[[ Material supplied open ]]
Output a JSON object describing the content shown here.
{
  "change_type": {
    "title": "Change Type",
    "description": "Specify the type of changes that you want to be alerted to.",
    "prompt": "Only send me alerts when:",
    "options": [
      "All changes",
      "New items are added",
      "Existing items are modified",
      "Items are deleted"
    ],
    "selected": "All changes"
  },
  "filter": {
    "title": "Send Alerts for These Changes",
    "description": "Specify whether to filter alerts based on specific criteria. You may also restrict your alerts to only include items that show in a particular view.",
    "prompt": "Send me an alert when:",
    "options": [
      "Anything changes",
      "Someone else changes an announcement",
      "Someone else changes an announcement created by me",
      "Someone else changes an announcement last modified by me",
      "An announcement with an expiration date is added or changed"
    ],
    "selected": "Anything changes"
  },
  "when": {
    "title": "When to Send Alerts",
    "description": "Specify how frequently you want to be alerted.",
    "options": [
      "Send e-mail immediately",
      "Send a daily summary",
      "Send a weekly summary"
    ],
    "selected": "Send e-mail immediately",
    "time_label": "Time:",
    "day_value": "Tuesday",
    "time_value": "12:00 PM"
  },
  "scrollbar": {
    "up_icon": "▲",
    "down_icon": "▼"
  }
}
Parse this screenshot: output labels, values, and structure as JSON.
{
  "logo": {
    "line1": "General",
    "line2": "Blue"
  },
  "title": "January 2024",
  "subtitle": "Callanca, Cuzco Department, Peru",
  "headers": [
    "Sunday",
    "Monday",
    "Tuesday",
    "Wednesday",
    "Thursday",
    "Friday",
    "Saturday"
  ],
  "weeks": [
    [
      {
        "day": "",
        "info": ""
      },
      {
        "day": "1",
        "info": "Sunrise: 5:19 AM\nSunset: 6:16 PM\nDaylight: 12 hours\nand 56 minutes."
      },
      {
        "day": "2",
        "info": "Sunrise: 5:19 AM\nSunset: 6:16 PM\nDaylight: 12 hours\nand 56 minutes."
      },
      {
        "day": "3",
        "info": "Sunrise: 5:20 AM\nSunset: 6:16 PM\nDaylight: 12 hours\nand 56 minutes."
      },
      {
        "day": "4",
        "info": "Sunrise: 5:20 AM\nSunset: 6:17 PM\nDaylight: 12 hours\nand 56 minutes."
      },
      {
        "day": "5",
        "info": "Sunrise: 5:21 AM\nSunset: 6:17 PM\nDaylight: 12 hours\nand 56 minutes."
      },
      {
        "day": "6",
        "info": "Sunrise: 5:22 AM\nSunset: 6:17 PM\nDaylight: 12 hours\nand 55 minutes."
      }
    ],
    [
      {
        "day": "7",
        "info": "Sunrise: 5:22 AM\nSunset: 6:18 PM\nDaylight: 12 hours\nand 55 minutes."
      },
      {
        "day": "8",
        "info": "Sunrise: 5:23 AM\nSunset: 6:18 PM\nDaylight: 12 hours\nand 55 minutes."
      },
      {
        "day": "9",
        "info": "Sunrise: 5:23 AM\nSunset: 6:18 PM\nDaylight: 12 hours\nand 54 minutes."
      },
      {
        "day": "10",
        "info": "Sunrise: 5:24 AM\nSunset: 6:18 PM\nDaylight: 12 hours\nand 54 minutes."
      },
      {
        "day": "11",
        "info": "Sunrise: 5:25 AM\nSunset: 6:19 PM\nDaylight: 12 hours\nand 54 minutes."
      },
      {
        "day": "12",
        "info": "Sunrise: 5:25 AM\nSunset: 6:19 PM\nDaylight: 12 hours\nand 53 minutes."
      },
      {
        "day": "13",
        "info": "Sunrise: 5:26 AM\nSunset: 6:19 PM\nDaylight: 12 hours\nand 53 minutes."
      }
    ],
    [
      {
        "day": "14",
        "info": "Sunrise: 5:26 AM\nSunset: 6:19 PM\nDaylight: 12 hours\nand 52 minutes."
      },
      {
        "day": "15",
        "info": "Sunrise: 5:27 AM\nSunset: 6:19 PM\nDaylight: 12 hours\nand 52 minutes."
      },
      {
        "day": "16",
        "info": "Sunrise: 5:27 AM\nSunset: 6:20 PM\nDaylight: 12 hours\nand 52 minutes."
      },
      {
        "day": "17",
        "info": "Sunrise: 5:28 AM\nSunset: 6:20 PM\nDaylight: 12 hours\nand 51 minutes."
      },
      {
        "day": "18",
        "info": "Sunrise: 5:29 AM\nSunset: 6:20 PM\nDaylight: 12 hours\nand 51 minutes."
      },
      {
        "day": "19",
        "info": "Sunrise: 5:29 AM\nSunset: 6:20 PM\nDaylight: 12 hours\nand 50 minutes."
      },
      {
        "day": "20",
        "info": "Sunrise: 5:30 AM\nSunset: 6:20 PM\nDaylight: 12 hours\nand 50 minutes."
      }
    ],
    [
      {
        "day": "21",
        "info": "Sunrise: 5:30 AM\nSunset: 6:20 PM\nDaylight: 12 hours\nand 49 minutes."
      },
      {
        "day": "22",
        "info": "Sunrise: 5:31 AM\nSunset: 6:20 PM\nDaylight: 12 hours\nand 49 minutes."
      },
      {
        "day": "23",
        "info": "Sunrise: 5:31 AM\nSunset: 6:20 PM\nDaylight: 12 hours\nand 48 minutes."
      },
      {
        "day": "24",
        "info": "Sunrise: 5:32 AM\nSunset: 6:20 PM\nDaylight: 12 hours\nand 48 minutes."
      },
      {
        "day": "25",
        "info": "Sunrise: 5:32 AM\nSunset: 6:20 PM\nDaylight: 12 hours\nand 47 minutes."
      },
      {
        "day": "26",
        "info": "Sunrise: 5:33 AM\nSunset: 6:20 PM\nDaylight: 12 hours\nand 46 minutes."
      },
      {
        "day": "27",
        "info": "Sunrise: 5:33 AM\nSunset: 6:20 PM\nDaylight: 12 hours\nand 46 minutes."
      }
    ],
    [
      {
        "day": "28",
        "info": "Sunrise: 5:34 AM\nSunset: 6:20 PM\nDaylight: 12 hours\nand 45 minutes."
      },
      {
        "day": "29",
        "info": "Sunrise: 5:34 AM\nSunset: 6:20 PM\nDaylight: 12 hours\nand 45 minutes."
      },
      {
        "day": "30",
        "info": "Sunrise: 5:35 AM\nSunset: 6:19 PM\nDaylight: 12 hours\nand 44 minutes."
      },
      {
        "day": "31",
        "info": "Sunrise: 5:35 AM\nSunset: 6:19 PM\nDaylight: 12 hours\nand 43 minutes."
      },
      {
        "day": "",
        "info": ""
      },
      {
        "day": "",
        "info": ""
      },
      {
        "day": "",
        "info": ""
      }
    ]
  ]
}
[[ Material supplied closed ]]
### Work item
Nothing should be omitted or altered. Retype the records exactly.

### Completed exercise
Output a JSON object describing the content shown here.
{
  "change_type": {
    "title": "Change Type",
    "description": "Specify the type of changes that you want to be alerted to.",
    "prompt": "Only send me alerts when:",
    "options": [
      "All changes",
      "New items are added",
      "Existing items are modified",
      "Items are deleted"
    ],
    "selected": "All changes"
  },
  "filter": {
    "title": "Send Alerts for These Changes",
    "description": "Specify whether to filter alerts based on specific criteria. You may also restrict your alerts to only include items that show in a particular view.",
    "prompt": "Send me an alert when:",
    "options": [
      "Anything changes",
      "Someone else changes an announcement",
      "Someone else changes an announcement created by me",
      "Someone else changes an announcement last modified by me",
      "An announcement with an expiration date is added or changed"
    ],
    "selected": "Anything changes"
  },
  "when": {
    "title": "When to Send Alerts",
    "description": "Specify how frequently you want to be alerted.",
    "options": [
      "Send e-mail immediately",
      "Send a daily summary",
      "Send a weekly summary"
    ],
    "selected": "Send e-mail immediately",
    "time_label": "Time:",
    "day_value": "Tuesday",
    "time_value": "12:00 PM"
  },
  "scrollbar": {
    "up_icon": "▲",
    "down_icon": "▼"
  }
}
Parse this screenshot: output labels, values, and structure as JSON.
{
  "logo": {
    "line1": "General",
    "line2": "Blue"
  },
  "title": "January 2024",
  "subtitle": "Callanca, Cuzco Department, Peru",
  "headers": [
    "Sunday",
    "Monday",
    "Tuesday",
    "Wednesday",
    "Thursday",
    "Friday",
    "Saturday"
  ],
  "weeks": [
    [
      {
        "day": "",
        "info": ""
      },
      {
        "day": "1",
        "info": "Sunrise: 5:19 AM\nSunset: 6:16 PM\nDaylight: 12 hours\nand 56 minutes."
      },
      {
        "day": "2",
        "info": "Sunrise: 5:19 AM\nSunset: 6:16 PM\nDaylight: 12 hours\nand 56 minutes."
      },
      {
        "day": "3",
        "info": "Sunrise: 5:20 AM\nSunset: 6:16 PM\nDaylight: 12 hours\nand 56 minutes."
      },
      {
        "day": "4",
        "info": "Sunrise: 5:20 AM\nSunset: 6:17 PM\nDaylight: 12 hours\nand 56 minutes."
      },
      {
        "day": "5",
        "info": "Sunrise: 5:21 AM\nSunset: 6:17 PM\nDaylight: 12 hours\nand 56 minutes."
      },
      {
        "day": "6",
        "info": "Sunrise: 5:22 AM\nSunset: 6:17 PM\nDaylight: 12 hours\nand 55 minutes."
      }
    ],
    [
      {
        "day": "7",
        "info": "Sunrise: 5:22 AM\nSunset: 6:18 PM\nDaylight: 12 hours\nand 55 minutes."
      },
      {
        "day": "8",
        "info": "Sunrise: 5:23 AM\nSunset: 6:18 PM\nDaylight: 12 hours\nand 55 minutes."
      },
      {
        "day": "9",
        "info": "Sunrise: 5:23 AM\nSunset: 6:18 PM\nDaylight: 12 hours\nand 54 minutes."
      },
      {
        "day": "10",
        "info": "Sunrise: 5:24 AM\nSunset: 6:18 PM\nDaylight: 12 hours\nand 54 minutes."
      },
      {
        "day": "11",
        "info": "Sunrise: 5:25 AM\nSunset: 6:19 PM\nDaylight: 12 hours\nand 54 minutes."
      },
      {
        "day": "12",
        "info": "Sunrise: 5:25 AM\nSunset: 6:19 PM\nDaylight: 12 hours\nand 53 minutes."
      },
      {
        "day": "13",
        "info": "Sunrise: 5:26 AM\nSunset: 6:19 PM\nDaylight: 12 hours\nand 53 minutes."
      }
    ],
    [
      {
        "day": "14",
        "info": "Sunrise: 5:26 AM\nSunset: 6:19 PM\nDaylight: 12 hours\nand 52 minutes."
      },
      {
        "day": "15",
        "info": "Sunrise: 5:27 AM\nSunset: 6:19 PM\nDaylight: 12 hours\nand 52 minutes."
      },
      {
        "day": "16",
        "info": "Sunrise: 5:27 AM\nSunset: 6:20 PM\nDaylight: 12 hours\nand 52 minutes."
      },
      {
        "day": "17",
        "info": "Sunrise: 5:28 AM\nSunset: 6:20 PM\nDaylight: 12 hours\nand 51 minutes."
      },
      {
        "day": "18",
        "info": "Sunrise: 5:29 AM\nSunset: 6:20 PM\nDaylight: 12 hours\nand 51 minutes."
      },
      {
        "day": "19",
        "info": "Sunrise: 5:29 AM\nSunset: 6:20 PM\nDaylight: 12 hours\nand 50 minutes."
      },
      {
        "day": "20",
        "info": "Sunrise: 5:30 AM\nSunset: 6:20 PM\nDaylight: 12 hours\nand 50 minutes."
      }
    ],
    [
      {
        "day": "21",
        "info": "Sunrise: 5:30 AM\nSunset: 6:20 PM\nDaylight: 12 hours\nand 49 minutes."
      },
      {
        "day": "22",
        "info": "Sunrise: 5:31 AM\nSunset: 6:20 PM\nDaylight: 12 hours\nand 49 minutes."
      },
      {
        "day": "23",
        "info": "Sunrise: 5:31 AM\nSunset: 6:20 PM\nDaylight: 12 hours\nand 48 minutes."
      },
      {
        "day": "24",
        "info": "Sunrise: 5:32 AM\nSunset: 6:20 PM\nDaylight: 12 hours\nand 48 minutes."
      },
      {
        "day": "25",
        "info": "Sunrise: 5:32 AM\nSunset: 6:20 PM\nDaylight: 12 hours\nand 47 minutes."
      },
      {
        "day": "26",
        "info": "Sunrise: 5:33 AM\nSunset: 6:20 PM\nDaylight: 12 hours\nand 46 minutes."
      },
      {
        "day": "27",
        "info": "Sunrise: 5:33 AM\nSunset: 6:20 PM\nDaylight: 12 hours\nand 46 minutes."
      }
    ],
    [
      {
        "day": "28",
        "info": "Sunrise: 5:34 AM\nSunset: 6:20 PM\nDaylight: 12 hours\nand 45 minutes."
      },
      {
        "day": "29",
        "info": "Sunrise: 5:34 AM\nSunset: 6:20 PM\nDaylight: 12 hours\nand 45 minutes."
      },
      {
        "day": "30",
        "info": "Sunrise: 5:35 AM\nSunset: 6:19 PM\nDaylight: 12 hours\nand 44 minutes."
      },
      {
        "day": "31",
        "info": "Sunrise: 5:35 AM\nSunset: 6:19 PM\nDaylight: 12 hours\nand 43 minutes."
      },
      {
        "day": "",
        "info": ""
      },
      {
        "day": "",
        "info": ""
      },
      {
        "day": "",
        "info": ""
      }
    ]
  ]
}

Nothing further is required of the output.